Aquafaba (chickpea brine/canning liquid).
Cold-pressed olive oil.
Nutritional yeast flakes.
Kala namak (i.e., black salt with an egg-like sulfuric taste).
Ground turmeric (for color).
Freshly ground black pepper (if you desire).
To make these vegan scrambled "eggs", you'll blend together all the ingredients like so. . .
Then, plate your scrambled "eggs" alongside some avocado toast, coffee + maybe even a few orange slices and serve. Or if your taste buds are anything like mine, douse your scrambled eggs with ketchup before serving. Then, sink your fork in and do a little vegan-scrambled-egg shimmy right there in your kitchen.
Vegan Scrambled "Eggs" Made with Aquafaba
- 6 ounces firm tofu (about ⅓ of an 18-ounce block—for best results, go by weight, drained)*
- ½ cup aquafaba or chickpea brine**
- 1 ½ tablespoons cold-pressed olive oil
- 1 tablespoon nutritional yeast flakes
- ¼ teaspoon kala namak (black salt), plus more to taste***
- ⅛ teaspoon ground turmeric (for color)
- Freshly ground black pepper, to taste
- In a high-speed blender, combine the tofu, aquafaba, olive oil, nutritional yeast, kala namak, turmeric, and black pepper (if using). Blend on high for 1 minute or until completely smooth.
- Grease a large skillet and heat over medium heat.

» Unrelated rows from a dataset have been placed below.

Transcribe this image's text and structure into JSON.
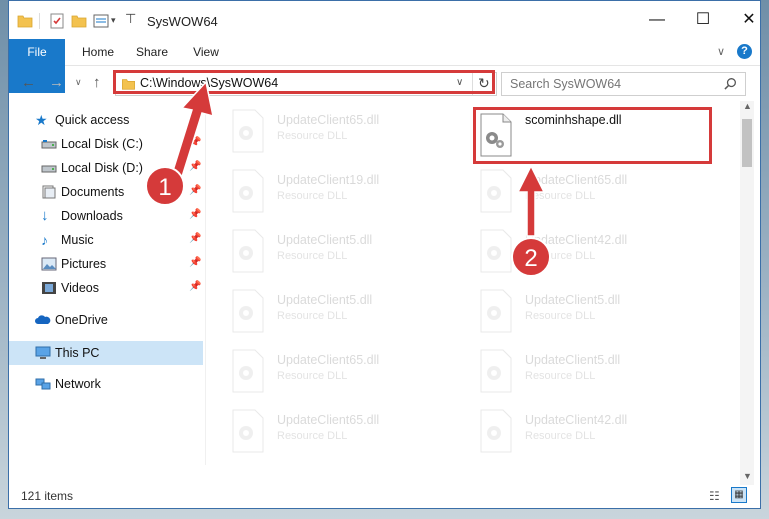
{
  "window": {
    "title": "SysWOW64",
    "controls": {
      "minimize": "—",
      "maximize": "☐",
      "close": "✕"
    }
  },
  "ribbon": {
    "tabs": [
      "File",
      "Home",
      "Share",
      "View"
    ]
  },
  "address_bar": {
    "path": "C:\\Windows\\SysWOW64",
    "search_placeholder": "Search SysWOW64"
  },
  "sidebar": {
    "items": [
      {
        "label": "Quick access",
        "icon": "star-icon",
        "pinned": false
      },
      {
        "label": "Local Disk (C:)",
        "icon": "drive-icon",
        "pinned": true
      },
      {
        "label": "Local Disk (D:)",
        "icon": "drive-icon",
        "pinned": true
      },
      {
        "label": "Documents",
        "icon": "documents-icon",
        "pinned": true
      },
      {
        "label": "Downloads",
        "icon": "download-icon",
        "pinned": true
      },
      {
        "label": "Music",
        "icon": "music-icon",
        "pinned": true
      },
      {
        "label": "Pictures",
        "icon": "pictures-icon",
        "pinned": true
      },
      {
        "label": "Videos",
        "icon": "videos-icon",
        "pinned": true
      },
      {
        "label": "OneDrive",
        "icon": "cloud-icon",
        "pinned": false
      },
      {
        "label": "This PC",
        "icon": "computer-icon",
        "pinned": false,
        "selected": true
      },
      {
        "label": "Network",
        "icon": "network-icon",
        "pinned": false
      }
    ]
  },
  "files": {
    "left_column": [
      {
        "name": "UpdateClient65.dll",
        "type": "Resource DLL"
      },
      {
        "name": "UpdateClient19.dll",
        "type": "Resource DLL"
      },
      {
        "name": "UpdateClient5.dll",
        "type": "Resource DLL"
      },
      {
        "name": "UpdateClient5.dll",
        "type": "Resource DLL"
      },
      {
        "name": "UpdateClient65.dll",
        "type": "Resource DLL"
      },
      {
        "name": "UpdateClient65.dll",
        "type": "Resource DLL"
      }
    ],
    "right_column": [
      {
        "name": "scominhshape.dll",
        "type": "",
        "highlighted": true
      },
      {
        "name": "UpdateClient65.dll",
        "type": "Resource DLL"
      },
      {
        "name": "UpdateClient42.dll",
        "type": "Resource DLL"
      },
      {
        "name": "UpdateClient5.dll",
        "type": "Resource DLL"
      },
      {
        "name": "UpdateClient5.dll",
        "type": "Resource DLL"
      },
      {
        "name": "UpdateClient42.dll",
        "type": "Resource DLL"
      }
    ]
  },
  "status": {
    "item_count": "121 items"
  },
  "annotations": {
    "step1": "1",
    "step2": "2",
    "color": "#d53a3a"
  }
}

- Once the pan is hot, add the blended tofu mixture (it will sputter when it hits the pan, so be careful). Cook for 1 minute and then immediately cover the pan and cook for another 2 to 3 minutes, or until the mixture begins to set around the edges but is still bubbling in the center. Remove the lid and use a wooden spoon or heat-safe spatula to gently pull the mixture across the pan, forming soft curds. Continue to cook for another 8 to 10 minutes, gently pulling and folding the "eggs" every minute or so until the mixture begins to separate into soft, fluffy small to medium-size curds. The mixture will appear "goopy" for the first several minutes, but just keep cooking until the "eggs" take on a soft-scrambled quality and the "goopiness" disappears. Do not stir the "eggs" constantly or you'll end up with scrambled bits and pieces.
- Remove from the heat and season to taste with more kala namak (I use an additional ⅛ teaspoon) and black pepper, if desired. Serve immediately.
**Aquafaba is the canning liquid from chickpeas. To collect it, place a colander over a spouted mixing bowl and pour the contents of a 14-ounce can of chickpeas into it, separating the canning liquid from the chickpeas. Measure off ½ cup of the canning liquid and reserve the chickpeas for another use.
***Be careful not to confuse this with "black lava salt" as it is not the same and does not have the same "eggy" flavor needed for this recipe.